A couple of years ago, being a weather-hobbyist, I added a particle sensor (Purple Air PA-II) to our rooftop weather station to measure the ambient concentration of particles that are less than 2.5 microns (um) in diameter. These particles, known as PM 2.5, which we can breathe deeply, cause adverse effects on health and increased human mortality. Lilieveld et al. (2015) estimates that about 3 million deaths per year worldwide can be attributed to PM 2.5 air pollution.
Much attention has been devoted to reducing air pollution from PM 2.5 particles. In North Carolina, implementation of the Clean Smokestacks Act, reduced PM 2.5 air pollutants, resulting in improved health care outcomes for much of the state. Similar air quality improvements have been seen across the United States.

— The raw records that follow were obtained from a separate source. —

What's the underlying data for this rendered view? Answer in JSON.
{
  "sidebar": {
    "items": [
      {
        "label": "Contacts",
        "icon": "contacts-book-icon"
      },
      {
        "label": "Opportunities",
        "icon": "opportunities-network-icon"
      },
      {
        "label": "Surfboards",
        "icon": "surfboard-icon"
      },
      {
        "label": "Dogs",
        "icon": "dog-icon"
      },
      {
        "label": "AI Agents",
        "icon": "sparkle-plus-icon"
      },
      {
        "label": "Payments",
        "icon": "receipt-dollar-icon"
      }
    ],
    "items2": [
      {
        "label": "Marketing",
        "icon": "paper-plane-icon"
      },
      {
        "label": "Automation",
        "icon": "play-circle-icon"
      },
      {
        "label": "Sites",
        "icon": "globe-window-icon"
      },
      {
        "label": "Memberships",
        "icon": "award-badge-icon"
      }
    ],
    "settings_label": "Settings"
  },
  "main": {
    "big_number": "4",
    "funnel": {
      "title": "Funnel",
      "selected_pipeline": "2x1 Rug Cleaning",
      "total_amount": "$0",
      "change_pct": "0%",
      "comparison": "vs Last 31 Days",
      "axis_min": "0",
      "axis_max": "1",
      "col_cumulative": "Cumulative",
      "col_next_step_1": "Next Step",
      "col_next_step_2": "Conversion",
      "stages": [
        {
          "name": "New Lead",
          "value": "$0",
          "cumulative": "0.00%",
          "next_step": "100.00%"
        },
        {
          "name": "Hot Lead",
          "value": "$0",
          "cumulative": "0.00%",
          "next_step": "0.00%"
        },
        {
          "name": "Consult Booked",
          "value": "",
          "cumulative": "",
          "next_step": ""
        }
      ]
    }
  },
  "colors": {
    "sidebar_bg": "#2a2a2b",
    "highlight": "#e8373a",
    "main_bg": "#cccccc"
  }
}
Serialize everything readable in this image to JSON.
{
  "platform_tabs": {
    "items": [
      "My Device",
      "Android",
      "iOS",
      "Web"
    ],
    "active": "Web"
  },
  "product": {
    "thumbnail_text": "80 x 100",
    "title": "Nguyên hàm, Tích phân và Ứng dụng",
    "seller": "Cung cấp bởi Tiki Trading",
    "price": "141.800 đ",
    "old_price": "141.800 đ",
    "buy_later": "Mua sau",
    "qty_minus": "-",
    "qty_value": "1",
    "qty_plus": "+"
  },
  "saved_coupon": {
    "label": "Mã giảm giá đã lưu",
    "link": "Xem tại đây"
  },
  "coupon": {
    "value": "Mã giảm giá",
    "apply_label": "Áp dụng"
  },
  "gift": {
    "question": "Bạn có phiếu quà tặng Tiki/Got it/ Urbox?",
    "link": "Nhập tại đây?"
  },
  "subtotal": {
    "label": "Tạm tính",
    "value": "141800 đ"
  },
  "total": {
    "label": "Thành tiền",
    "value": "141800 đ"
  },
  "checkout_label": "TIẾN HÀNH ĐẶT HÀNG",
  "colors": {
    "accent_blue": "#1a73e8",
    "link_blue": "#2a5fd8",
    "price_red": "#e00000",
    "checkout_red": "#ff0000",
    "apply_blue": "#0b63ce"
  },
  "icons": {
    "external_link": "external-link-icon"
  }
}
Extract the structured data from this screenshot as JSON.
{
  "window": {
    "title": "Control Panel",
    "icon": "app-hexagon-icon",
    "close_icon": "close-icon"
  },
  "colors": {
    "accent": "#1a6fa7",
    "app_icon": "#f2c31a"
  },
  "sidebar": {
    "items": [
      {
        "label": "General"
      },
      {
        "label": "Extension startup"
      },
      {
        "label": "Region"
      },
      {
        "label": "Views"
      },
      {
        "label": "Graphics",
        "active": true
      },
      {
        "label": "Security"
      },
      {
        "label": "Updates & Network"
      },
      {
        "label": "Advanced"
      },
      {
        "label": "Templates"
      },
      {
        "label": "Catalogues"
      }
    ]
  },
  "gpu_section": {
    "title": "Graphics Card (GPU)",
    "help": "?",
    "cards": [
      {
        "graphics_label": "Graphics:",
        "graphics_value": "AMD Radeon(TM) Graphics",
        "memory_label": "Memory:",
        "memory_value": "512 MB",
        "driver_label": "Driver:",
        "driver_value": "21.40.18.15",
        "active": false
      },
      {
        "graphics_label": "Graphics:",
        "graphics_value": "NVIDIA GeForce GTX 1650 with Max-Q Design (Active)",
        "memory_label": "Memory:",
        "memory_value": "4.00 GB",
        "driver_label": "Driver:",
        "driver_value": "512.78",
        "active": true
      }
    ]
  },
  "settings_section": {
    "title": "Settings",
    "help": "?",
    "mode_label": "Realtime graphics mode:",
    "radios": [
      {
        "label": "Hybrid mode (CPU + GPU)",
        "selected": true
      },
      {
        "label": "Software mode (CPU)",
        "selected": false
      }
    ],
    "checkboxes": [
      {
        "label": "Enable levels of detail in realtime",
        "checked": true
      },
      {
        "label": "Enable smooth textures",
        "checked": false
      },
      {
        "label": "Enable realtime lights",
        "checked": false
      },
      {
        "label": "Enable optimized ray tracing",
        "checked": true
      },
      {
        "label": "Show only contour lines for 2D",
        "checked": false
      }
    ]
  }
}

A couple of times this summer at our house in coastal Maine, the levels of PM 2.5 increased from their normal range of 1 to 20 ug/m3 to over 100 ug/m3. I thought we’d moved away from air pollution, but sure enough, the periods of this increase coincided with massive forest fires in Canada, which were a source of particulate pollution carried east to Maine.
Forest fires can produce enormous amounts of PM 2.5 locally, and recent fires in California resulted in dangerous levels of PM 2.5 for San Francisco and other cities. Globally, 77 million tons of fine particles are emitted from forest fires each year. Now, a new paper by Marshall Burke and his colleagues at Stanford University shows that this pollution can be carried long distances. They found that at least since 2016, wildfire smoke has reversed what had been a downward trend in PM 2.5 concentrations across the U.S., negating about 25% of the improvements in air quality seen from 2000 to 2022. In the past couple of years, some western states (WY, AZ, and NM) showed the highest levels of PM 2.5 ever recorded during periods associated with wildfires upwind.
These observations are important for several reasons. First, no matter where you live, your air quality is likely to be degraded when wildfires burn upwind. Second, hot dry conditions, associated with climate change are associated with higher levels of PM 2.5 from wildfires, which are likely to increase in the future. None of us will be immune from the effects of climate change on our health, even if we can’t see or smell the air pollution around us.
Abatzoglou, J.T. and A.P. Williams. 2016. Impact of anthropogenic climate change on wildfire across western U.S. forests. Proceedings of the National Academy of Sciences 113: 11700-11775.
Burke, M., and 7 others. 2023. The contribution of wildfire to PM2.5 trends in the USA. Nature 622: 761-766.
Lelieveld, J., J.S. Evans, M. Fnais, D. Giannadaki and A. Pozzer. 2015. The contribution of outdoor air pollution sources to premature mortality on a global scale. Nature 525: 367-371.
Pope, C., M. Ezzati, and D.W. Dockery. 2009. Fine-particulate air pollution and life expectancy in the United States. New England Journal of Medicine 360: 376-386.
Rhew, S.H., J. Kravchenko, and H. K. Lyerly. 2021. Exposure to low-dose ambient fine particulate matter PM2.5 and Alzheimer’s disease, non-Alzheimer’s dementia and Parkinson’s disease in North Carolina. PLOS One pone.0253253